Problem description: The string "account" may appear in lines of the entries below. Report how many lines hold it, with only the number.

Exercise data:
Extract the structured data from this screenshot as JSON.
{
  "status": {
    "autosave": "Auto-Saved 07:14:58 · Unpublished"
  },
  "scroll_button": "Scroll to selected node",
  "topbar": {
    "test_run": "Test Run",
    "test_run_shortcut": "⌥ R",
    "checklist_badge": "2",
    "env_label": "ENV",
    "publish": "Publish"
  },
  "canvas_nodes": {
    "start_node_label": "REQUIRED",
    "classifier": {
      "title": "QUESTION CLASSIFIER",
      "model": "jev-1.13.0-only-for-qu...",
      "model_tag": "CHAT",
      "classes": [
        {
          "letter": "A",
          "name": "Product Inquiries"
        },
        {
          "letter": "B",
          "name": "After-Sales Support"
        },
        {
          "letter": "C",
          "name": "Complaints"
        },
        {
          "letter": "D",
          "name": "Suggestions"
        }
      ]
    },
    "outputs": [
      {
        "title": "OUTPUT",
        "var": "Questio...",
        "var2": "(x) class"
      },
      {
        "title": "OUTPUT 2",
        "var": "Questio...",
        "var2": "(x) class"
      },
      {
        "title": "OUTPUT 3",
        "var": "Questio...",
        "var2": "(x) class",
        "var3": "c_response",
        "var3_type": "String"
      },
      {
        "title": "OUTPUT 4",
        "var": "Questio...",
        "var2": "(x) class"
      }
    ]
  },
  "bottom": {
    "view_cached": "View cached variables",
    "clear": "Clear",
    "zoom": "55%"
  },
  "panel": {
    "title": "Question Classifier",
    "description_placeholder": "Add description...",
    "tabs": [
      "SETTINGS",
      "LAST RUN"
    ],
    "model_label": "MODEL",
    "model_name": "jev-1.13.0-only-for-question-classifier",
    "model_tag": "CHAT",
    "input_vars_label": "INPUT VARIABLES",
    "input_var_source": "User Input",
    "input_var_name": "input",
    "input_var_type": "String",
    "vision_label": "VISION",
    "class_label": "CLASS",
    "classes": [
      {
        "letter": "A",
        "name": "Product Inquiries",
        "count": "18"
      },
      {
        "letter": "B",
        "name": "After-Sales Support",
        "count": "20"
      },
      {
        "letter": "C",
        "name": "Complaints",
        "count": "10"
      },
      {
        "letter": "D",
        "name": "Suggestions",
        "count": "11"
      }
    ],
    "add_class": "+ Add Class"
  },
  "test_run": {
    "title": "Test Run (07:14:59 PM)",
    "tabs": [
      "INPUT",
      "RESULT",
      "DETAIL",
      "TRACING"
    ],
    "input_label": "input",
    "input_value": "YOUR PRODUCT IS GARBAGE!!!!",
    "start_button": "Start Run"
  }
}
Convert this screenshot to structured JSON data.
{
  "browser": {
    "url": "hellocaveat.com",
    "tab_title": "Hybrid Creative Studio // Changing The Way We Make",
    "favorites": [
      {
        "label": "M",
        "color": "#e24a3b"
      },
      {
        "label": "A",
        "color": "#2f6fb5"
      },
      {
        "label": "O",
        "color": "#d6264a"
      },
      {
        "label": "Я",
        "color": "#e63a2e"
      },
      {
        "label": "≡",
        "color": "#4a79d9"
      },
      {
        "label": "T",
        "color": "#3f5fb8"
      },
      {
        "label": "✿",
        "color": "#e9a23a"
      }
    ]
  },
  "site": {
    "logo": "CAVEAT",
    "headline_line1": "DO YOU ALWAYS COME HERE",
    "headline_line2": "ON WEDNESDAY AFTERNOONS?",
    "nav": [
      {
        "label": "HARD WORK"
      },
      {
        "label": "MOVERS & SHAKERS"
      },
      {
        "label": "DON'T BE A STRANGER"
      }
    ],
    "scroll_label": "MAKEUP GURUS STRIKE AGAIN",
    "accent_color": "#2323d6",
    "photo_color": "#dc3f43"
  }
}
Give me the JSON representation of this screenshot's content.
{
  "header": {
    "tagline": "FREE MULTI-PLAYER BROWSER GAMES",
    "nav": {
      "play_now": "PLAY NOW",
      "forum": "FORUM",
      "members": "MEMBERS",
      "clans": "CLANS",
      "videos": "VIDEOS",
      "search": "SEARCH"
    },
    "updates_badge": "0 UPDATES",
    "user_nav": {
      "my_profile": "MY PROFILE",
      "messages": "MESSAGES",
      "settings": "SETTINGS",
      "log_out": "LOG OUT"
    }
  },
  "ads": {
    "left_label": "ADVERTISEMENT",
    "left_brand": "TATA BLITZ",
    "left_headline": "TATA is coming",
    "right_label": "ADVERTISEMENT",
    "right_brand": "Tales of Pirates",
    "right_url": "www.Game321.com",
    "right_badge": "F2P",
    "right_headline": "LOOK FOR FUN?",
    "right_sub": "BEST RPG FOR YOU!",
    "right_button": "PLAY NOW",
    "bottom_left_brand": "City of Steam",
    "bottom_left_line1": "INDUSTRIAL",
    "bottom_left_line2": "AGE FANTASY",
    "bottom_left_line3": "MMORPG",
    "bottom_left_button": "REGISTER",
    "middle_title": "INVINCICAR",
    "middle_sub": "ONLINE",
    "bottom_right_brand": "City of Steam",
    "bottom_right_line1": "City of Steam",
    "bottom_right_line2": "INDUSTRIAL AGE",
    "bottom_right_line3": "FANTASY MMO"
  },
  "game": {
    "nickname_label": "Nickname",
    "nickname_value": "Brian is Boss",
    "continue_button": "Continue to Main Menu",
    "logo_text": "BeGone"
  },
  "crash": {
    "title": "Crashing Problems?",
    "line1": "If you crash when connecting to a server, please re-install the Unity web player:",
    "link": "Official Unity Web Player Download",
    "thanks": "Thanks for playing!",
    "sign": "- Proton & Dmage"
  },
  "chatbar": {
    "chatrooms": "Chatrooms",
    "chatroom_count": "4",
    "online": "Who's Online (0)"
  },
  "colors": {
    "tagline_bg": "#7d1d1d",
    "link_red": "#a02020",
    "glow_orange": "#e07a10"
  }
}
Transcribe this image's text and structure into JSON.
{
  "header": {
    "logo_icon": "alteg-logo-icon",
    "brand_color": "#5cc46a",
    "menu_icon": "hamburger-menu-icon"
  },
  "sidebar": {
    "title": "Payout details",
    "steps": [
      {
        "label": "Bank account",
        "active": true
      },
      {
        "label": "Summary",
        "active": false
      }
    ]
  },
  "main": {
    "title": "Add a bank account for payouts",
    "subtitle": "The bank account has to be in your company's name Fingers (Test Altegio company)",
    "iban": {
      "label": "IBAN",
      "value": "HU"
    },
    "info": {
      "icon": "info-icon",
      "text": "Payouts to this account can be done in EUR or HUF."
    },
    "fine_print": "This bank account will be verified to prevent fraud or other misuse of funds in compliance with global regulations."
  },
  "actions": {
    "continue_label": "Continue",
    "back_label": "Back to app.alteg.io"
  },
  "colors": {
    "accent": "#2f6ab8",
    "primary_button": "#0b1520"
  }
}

Exercise solution: 5